(Task goal): Repeat the material below. Keep every line exactly as written.

(Materials provided):
::::
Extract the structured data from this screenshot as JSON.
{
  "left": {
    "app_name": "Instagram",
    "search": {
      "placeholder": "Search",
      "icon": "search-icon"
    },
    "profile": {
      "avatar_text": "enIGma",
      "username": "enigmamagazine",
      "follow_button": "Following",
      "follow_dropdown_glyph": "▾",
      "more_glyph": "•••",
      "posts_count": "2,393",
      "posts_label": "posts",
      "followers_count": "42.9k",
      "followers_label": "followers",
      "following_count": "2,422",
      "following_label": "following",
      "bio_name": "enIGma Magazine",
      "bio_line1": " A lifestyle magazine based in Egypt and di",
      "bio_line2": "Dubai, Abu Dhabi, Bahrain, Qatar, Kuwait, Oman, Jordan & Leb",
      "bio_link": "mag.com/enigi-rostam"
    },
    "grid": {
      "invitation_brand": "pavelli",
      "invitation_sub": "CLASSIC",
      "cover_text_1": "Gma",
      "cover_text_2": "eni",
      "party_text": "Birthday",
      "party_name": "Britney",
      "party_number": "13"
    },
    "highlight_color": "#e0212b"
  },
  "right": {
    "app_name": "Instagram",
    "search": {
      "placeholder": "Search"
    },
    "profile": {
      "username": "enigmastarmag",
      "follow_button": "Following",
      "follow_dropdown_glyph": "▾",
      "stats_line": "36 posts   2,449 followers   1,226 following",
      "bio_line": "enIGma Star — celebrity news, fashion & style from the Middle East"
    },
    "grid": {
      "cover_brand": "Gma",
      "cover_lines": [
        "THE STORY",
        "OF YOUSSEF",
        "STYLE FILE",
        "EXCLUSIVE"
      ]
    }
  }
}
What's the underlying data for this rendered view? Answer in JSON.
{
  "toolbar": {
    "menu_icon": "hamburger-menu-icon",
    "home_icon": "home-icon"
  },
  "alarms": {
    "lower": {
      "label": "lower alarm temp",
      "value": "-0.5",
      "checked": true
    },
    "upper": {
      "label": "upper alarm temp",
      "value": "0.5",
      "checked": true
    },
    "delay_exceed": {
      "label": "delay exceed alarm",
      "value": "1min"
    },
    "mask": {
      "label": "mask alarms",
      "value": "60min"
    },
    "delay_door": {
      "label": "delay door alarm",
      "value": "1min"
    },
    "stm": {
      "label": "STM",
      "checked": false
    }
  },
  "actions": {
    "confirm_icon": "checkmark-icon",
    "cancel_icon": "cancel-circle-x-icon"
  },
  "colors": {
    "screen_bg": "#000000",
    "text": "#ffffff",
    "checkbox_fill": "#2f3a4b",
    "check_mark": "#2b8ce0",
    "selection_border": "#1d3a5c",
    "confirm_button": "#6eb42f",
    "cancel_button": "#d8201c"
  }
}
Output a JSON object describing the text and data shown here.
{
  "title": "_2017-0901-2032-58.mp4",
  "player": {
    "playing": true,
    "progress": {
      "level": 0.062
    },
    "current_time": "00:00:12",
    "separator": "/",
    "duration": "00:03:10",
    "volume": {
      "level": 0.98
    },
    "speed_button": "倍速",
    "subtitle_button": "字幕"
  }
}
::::
(Exercise answer):
Extract the structured data from this screenshot as JSON.
{
  "left": {
    "app_name": "Instagram",
    "search": {
      "placeholder": "Search",
      "icon": "search-icon"
    },
    "profile": {
      "avatar_text": "enIGma",
      "username": "enigmamagazine",
      "follow_button": "Following",
      "follow_dropdown_glyph": "▾",
      "more_glyph": "•••",
      "posts_count": "2,393",
      "posts_label": "posts",
      "followers_count": "42.9k",
      "followers_label": "followers",
      "following_count": "2,422",
      "following_label": "following",
      "bio_name": "enIGma Magazine",
      "bio_line1": " A lifestyle magazine based in Egypt and di",
      "bio_line2": "Dubai, Abu Dhabi, Bahrain, Qatar, Kuwait, Oman, Jordan & Leb",
      "bio_link": "mag.com/enigi-rostam"
    },
    "grid": {
      "invitation_brand": "pavelli",
      "invitation_sub": "CLASSIC",
      "cover_text_1": "Gma",
      "cover_text_2": "eni",
      "party_text": "Birthday",
      "party_name": "Britney",
      "party_number": "13"
    },
    "highlight_color": "#e0212b"
  },
  "right": {
    "app_name": "Instagram",
    "search": {
      "placeholder": "Search"
    },
    "profile": {
      "username": "enigmastarmag",
      "follow_button": "Following",
      "follow_dropdown_glyph": "▾",
      "stats_line": "36 posts   2,449 followers   1,226 following",
      "bio_line": "enIGma Star — celebrity news, fashion & style from the Middle East"
    },
    "grid": {
      "cover_brand": "Gma",
      "cover_lines": [
        "THE STORY",
        "OF YOUSSEF",
        "STYLE FILE",
        "EXCLUSIVE"
      ]
    }
  }
}
What's the underlying data for this rendered view? Answer in JSON.
{
  "toolbar": {
    "menu_icon": "hamburger-menu-icon",
    "home_icon": "home-icon"
  },
  "alarms": {
    "lower": {
      "label": "lower alarm temp",
      "value": "-0.5",
      "checked": true
    },
    "upper": {
      "label": "upper alarm temp",
      "value": "0.5",
      "checked": true
    },
    "delay_exceed": {
      "label": "delay exceed alarm",
      "value": "1min"
    },
    "mask": {
      "label": "mask alarms",
      "value": "60min"
    },
    "delay_door": {
      "label": "delay door alarm",
      "value": "1min"
    },
    "stm": {
      "label": "STM",
      "checked": false
    }
  },
  "actions": {
    "confirm_icon": "checkmark-icon",
    "cancel_icon": "cancel-circle-x-icon"
  },
  "colors": {
    "screen_bg": "#000000",
    "text": "#ffffff",
    "checkbox_fill": "#2f3a4b",
    "check_mark": "#2b8ce0",
    "selection_border": "#1d3a5c",
    "confirm_button": "#6eb42f",
    "cancel_button": "#d8201c"
  }
}
Output a JSON object describing the text and data shown here.
{
  "title": "_2017-0901-2032-58.mp4",
  "player": {
    "playing": true,
    "progress": {
      "level": 0.062
    },
    "current_time": "00:00:12",
    "separator": "/",
    "duration": "00:03:10",
    "volume": {
      "level": 0.98
    },
    "speed_button": "倍速",
    "subtitle_button": "字幕"
  }
}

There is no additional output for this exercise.